Now we need to launch the ECC correction again to create a new map of sectors status. We already fixed the ECC and did rereading before, but for a good translator assembling, the ECC map needs to be formed up again in a new task (the translator is using information about good and bad sectors):

Step 5.

Detect the right XOR and apply page transformation.

With SanDisk cases, Page Transformation should be done manually, using the following rule: each ECC range contains 14 bytes of SA in the beginning, then 4 ranges with data and finally – ECC codes. Here is how we need to set the page transformation: 14SA + 512DA+512DA+512DA+512DA+230ECC

It is typical for SanDisks that the SA part includes 14 bytes which come from the beginning of the page.

So, to check whether the applied XOR and page transformation is compatible, we try to apply Raw Recovery on the last graph string:

As we can see, there are a lot of files with the checked size bigger than the page size. This means that the data integrity has increased after this preparation.

Step 6.

In this case, we will need to perform only one Typical interleave elimination (Split by Block; Join by pages).

Step 7.

Following up, we split dumps (the software will select the number of dumps for splitting automatically, it depends on the number of LUNs inside the NAND):

Step 8.

Join the result with external interleave (Join by pages):

Step 9.

The next step we need to take is to use Join by Block N sources.
The size of a block is 98304. The number of results for joining is 4.

Note a good result of RAW recovery on the last graph preparation!

Step 10.

The final step of our recovery will be to assemble the image.

As we managed to get a good quality dump, the best possible way to build an image would be to use the SanDisk 8Sec Translator for TLC chips.
The translator will take into account the SLC cash and add-on blocks, and we will get a complete high-quality file structure.

After all conversions, the file structure after image building looks pretty good. We can see numerous files and folders which can be saved and used without problems.

SanDisk memory mSD and SD cards are very popular, and the PC-3000 Flash contains the widest range of tools for good image reconstruction. The described steps might look complex for beginners, but with the help of ACE Lab TS engineers, it will be possible to solve even the hardest tasks!

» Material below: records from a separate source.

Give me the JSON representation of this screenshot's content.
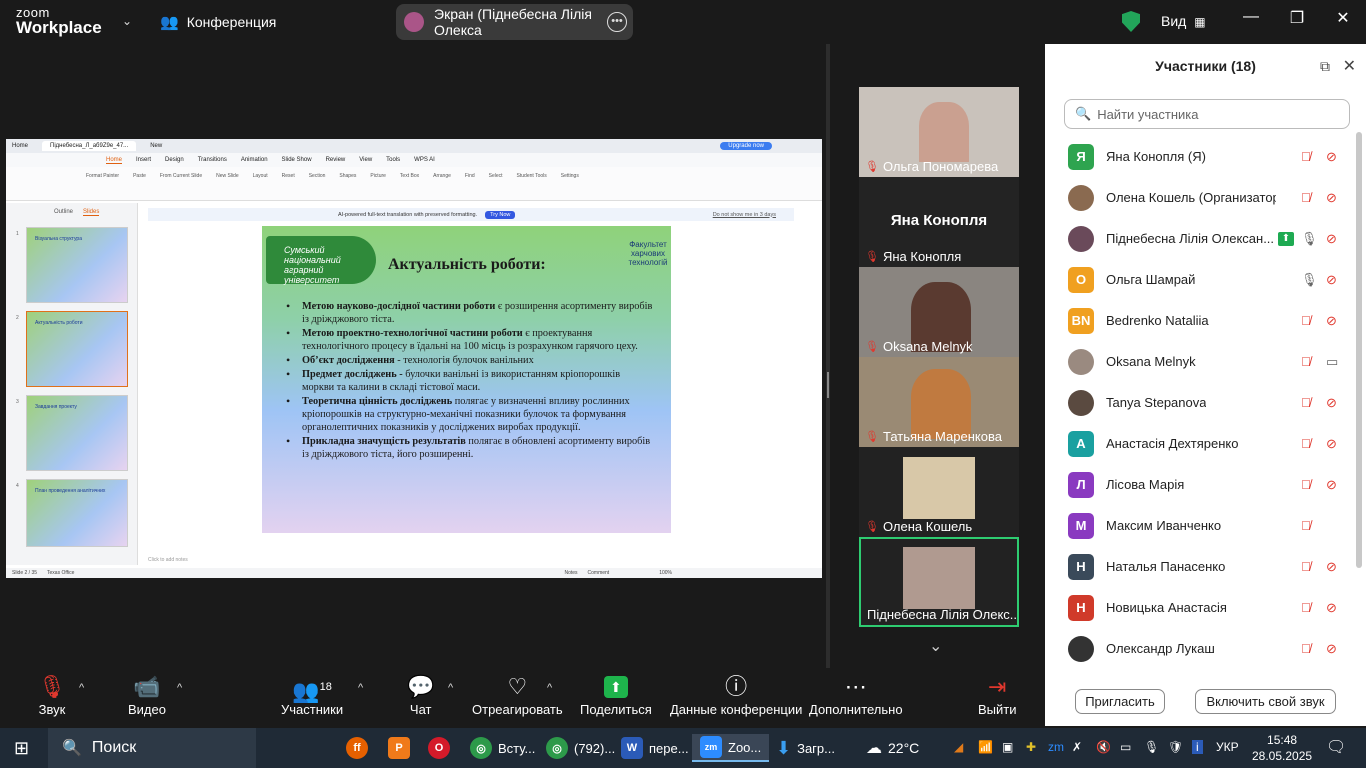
{
  "topbar": {
    "logo_top": "zoom",
    "logo_bottom": "Workplace",
    "meeting_label": "Конференция",
    "share_label": "Экран (Піднебесна Лілія Олекса",
    "view_label": "Вид"
  },
  "slide_app": {
    "home_tab": "Home",
    "doc_tab": "Піднебесна_Л_аб9Z9e_47...",
    "new_tab": "New",
    "sign_in": "Sign in",
    "upgrade": "Upgrade now",
    "menu_items": [
      "Menu",
      "Home",
      "Insert",
      "Design",
      "Transitions",
      "Animation",
      "Slide Show",
      "Review",
      "View",
      "Tools",
      "WPS AI"
    ],
    "share_btn": "Share",
    "ribbon": [
      "Format Painter",
      "Paste",
      "From Current Slide",
      "New Slide",
      "Layout",
      "Reset",
      "Section",
      "Shapes",
      "Picture",
      "Text Box",
      "Arrange",
      "Find",
      "Select",
      "Student Tools",
      "Settings"
    ],
    "thumb_tabs": [
      "Outline",
      "Slides"
    ],
    "notice": "AI-powered full-text translation with preserved formatting.",
    "try_now": "Try Now",
    "dont_show": "Do not show me in 3 days",
    "notes_placeholder": "Click to add notes",
    "status": {
      "slide": "Slide 2 / 35",
      "theme": "Texas Office",
      "notes": "Notes",
      "comment": "Comment",
      "zoom": "100%"
    },
    "thumbnails": [
      {
        "num": "1",
        "title": "Візуальна структура"
      },
      {
        "num": "2",
        "title": "Актуальність роботи"
      },
      {
        "num": "3",
        "title": "Завдання проекту"
      },
      {
        "num": "4",
        "title": "План проведення аналітичних"
      }
    ]
  },
  "slide": {
    "university": "Сумський національний аграрний університет",
    "title": "Актуальність роботи:",
    "faculty": "Факультет харчових технологій",
    "bullets": [
      {
        "bold": "Метою науково-дослідної частини роботи",
        "text": " є розширення асортименту виробів із дріжджового тіста."
      },
      {
        "bold": "Метою проектно-технологічної частини роботи",
        "text": "  є проектування технологічного процесу в їдальні на 100 місць із розрахунком гарячого цеху."
      },
      {
        "bold": "Об’єкт дослідження",
        "text": " - технологія булочок ванільних"
      },
      {
        "bold": "Предмет досліджень -",
        "text": "  булочки ванільні із використанням кріопорошків моркви та калини в складі тістової маси."
      },
      {
        "bold": "Теоретична цінність досліджень",
        "text": " полягає у визначенні впливу рослинних кріопорошків на структурно-механічні показники булочок та формування органолептичних показників  у досліджених виробах продукції."
      },
      {
        "bold": "Прикладна значущість результатів",
        "text": " полягає в обновлені асортименту виробів із дріжджового тіста, його розширенні."
      }
    ]
  },
  "gallery": [
    {
      "name": "Ольга Пономарева"
    },
    {
      "name": "Яна Конопля",
      "big": "Яна Конопля"
    },
    {
      "name": "Oksana Melnyk"
    },
    {
      "name": "Татьяна Маренкова"
    },
    {
      "name": "Олена Кошель"
    },
    {
      "name": "Піднебесна Лілія Олекс..."
    }
  ],
  "panel": {
    "title": "Участники (18)",
    "search_placeholder": "Найти участника",
    "invite": "Пригласить",
    "unmute": "Включить свой звук",
    "participants": [
      {
        "initial": "Я",
        "color": "#2ea44f",
        "name": "Яна Конопля (Я)",
        "mic": "muted",
        "cam": "off"
      },
      {
        "initial": "",
        "color": "#8a6a50",
        "name": "Олена Кошель (Организатор)",
        "mic": "muted",
        "cam": "off"
      },
      {
        "initial": "",
        "color": "#6a4a5a",
        "name": "Піднебесна Лілія Олексан...",
        "mic": "on",
        "cam": "off",
        "sharing": true
      },
      {
        "initial": "О",
        "color": "#f0a020",
        "name": "Ольга Шамрай",
        "mic": "on",
        "cam": "off"
      },
      {
        "initial": "BN",
        "color": "#f0a020",
        "name": "Bedrenko Nataliia",
        "mic": "muted",
        "cam": "off"
      },
      {
        "initial": "",
        "color": "#9a8a80",
        "name": "Oksana Melnyk",
        "mic": "muted",
        "cam": "on"
      },
      {
        "initial": "",
        "color": "#5a4a40",
        "name": "Tanya Stepanova",
        "mic": "muted",
        "cam": "off"
      },
      {
        "initial": "А",
        "color": "#1aa0a0",
        "name": "Анастасія Дехтяренко",
        "mic": "muted",
        "cam": "off"
      },
      {
        "initial": "Л",
        "color": "#8a3ac0",
        "name": "Лісова Марія",
        "mic": "muted",
        "cam": "off"
      },
      {
        "initial": "М",
        "color": "#8a3ac0",
        "name": "Максим Иванченко",
        "mic": "muted",
        "cam": ""
      },
      {
        "initial": "Н",
        "color": "#3a4a5a",
        "name": "Наталья Панасенко",
        "mic": "muted",
        "cam": "off"
      },
      {
        "initial": "Н",
        "color": "#d03a2a",
        "name": "Новицька Анастасія",
        "mic": "muted",
        "cam": "off"
      },
      {
        "initial": "",
        "color": "#333333",
        "name": "Олександр Лукаш",
        "mic": "muted",
        "cam": "off"
      }
    ]
  },
  "controls": {
    "audio": "Звук",
    "video": "Видео",
    "participants": "Участники",
    "participants_count": "18",
    "chat": "Чат",
    "react": "Отреагировать",
    "share": "Поделиться",
    "info": "Данные конференции",
    "more": "Дополнительно",
    "leave": "Выйти"
  },
  "taskbar": {
    "search": "Поиск",
    "items": [
      {
        "label": "Всту...",
        "icon": "chrome"
      },
      {
        "label": "(792)...",
        "icon": "chrome"
      },
      {
        "label": "пере...",
        "icon": "word"
      },
      {
        "label": "Zoo...",
        "icon": "zoom"
      },
      {
        "label": "Загр...",
        "icon": "download"
      }
    ],
    "weather": "22°C",
    "lang": "УКР",
    "time": "15:48",
    "date": "28.05.2025"
  },
  "colors": {
    "accent_green": "#1eb44c",
    "muted_red": "#e0382e",
    "slide_title_blue": "#1a3a99"
  }
}
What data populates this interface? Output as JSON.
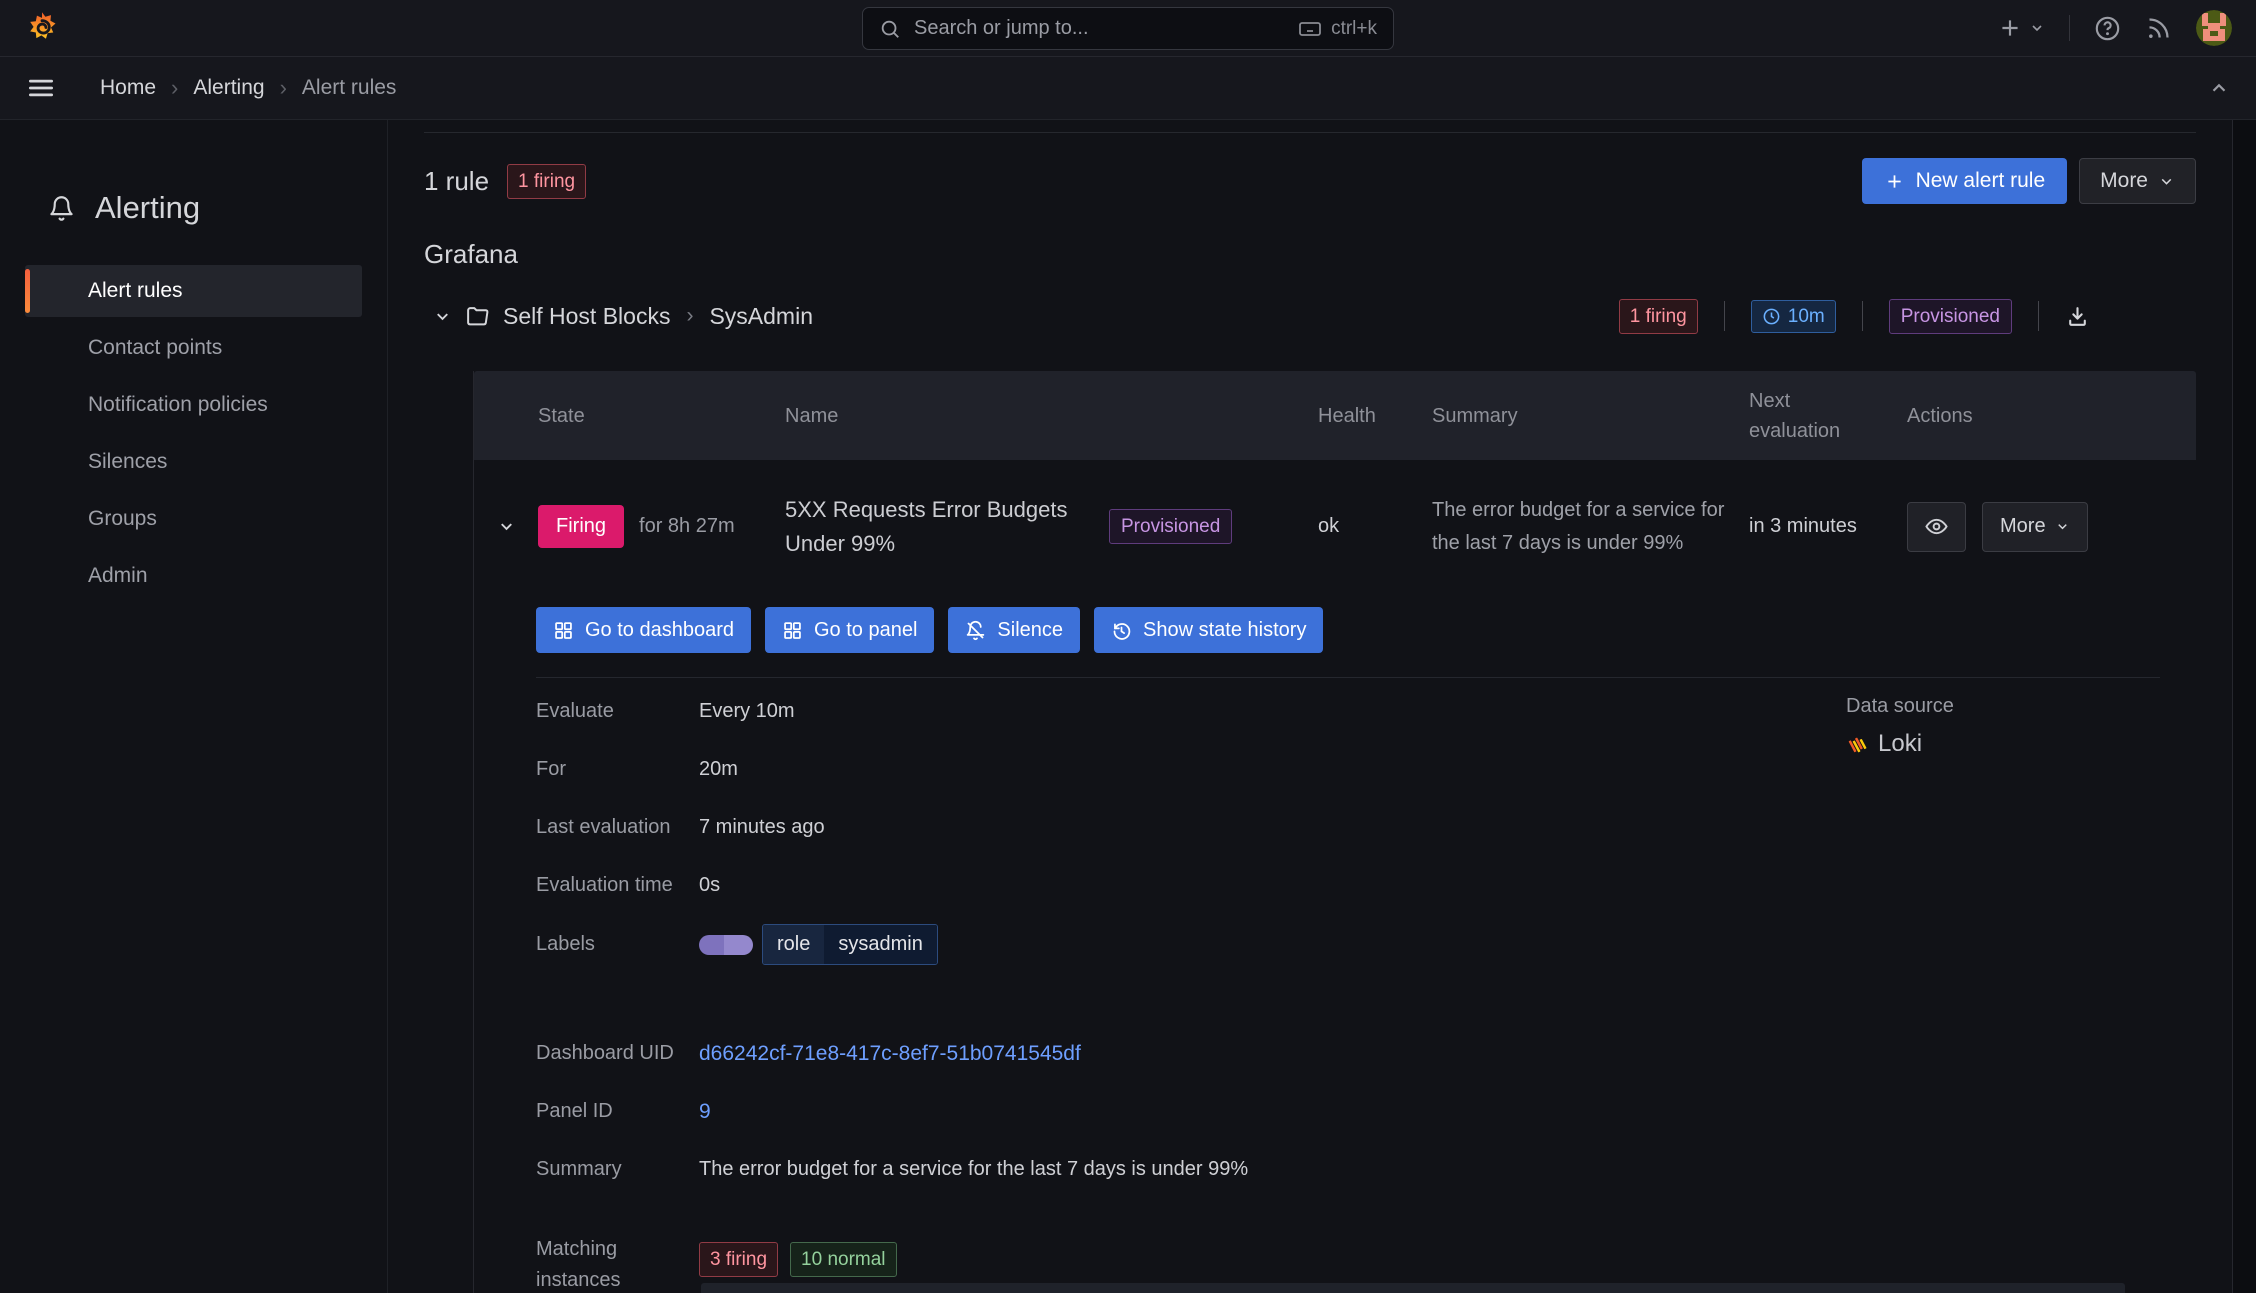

If you have any questions regarding your data recovery cases,  you’re welcome to address them to the ACE Lab Technical Support department.

1 Star2 Stars3 Stars4 Stars5 Stars (5 votes, average: 5.00 out of 5)

This entry was posted in Articles, PC-3000 Flash. Bookmark the permalink.

3 Responses to PC-3000 Flash. SanDisk 200 GB mSD recovery

  1. Radovan Hlavacek says:

    Good job, thank you very much.

  2. Mark says:

    Excellent information..

  3. Sunny Kumar says:

    Wow, it’s impressive to see how PC-3000 Flash can successfully recover data from SanDisk 200 GB microSD cards!

Leave a Reply

Your email address will not be published. Required fields are marked *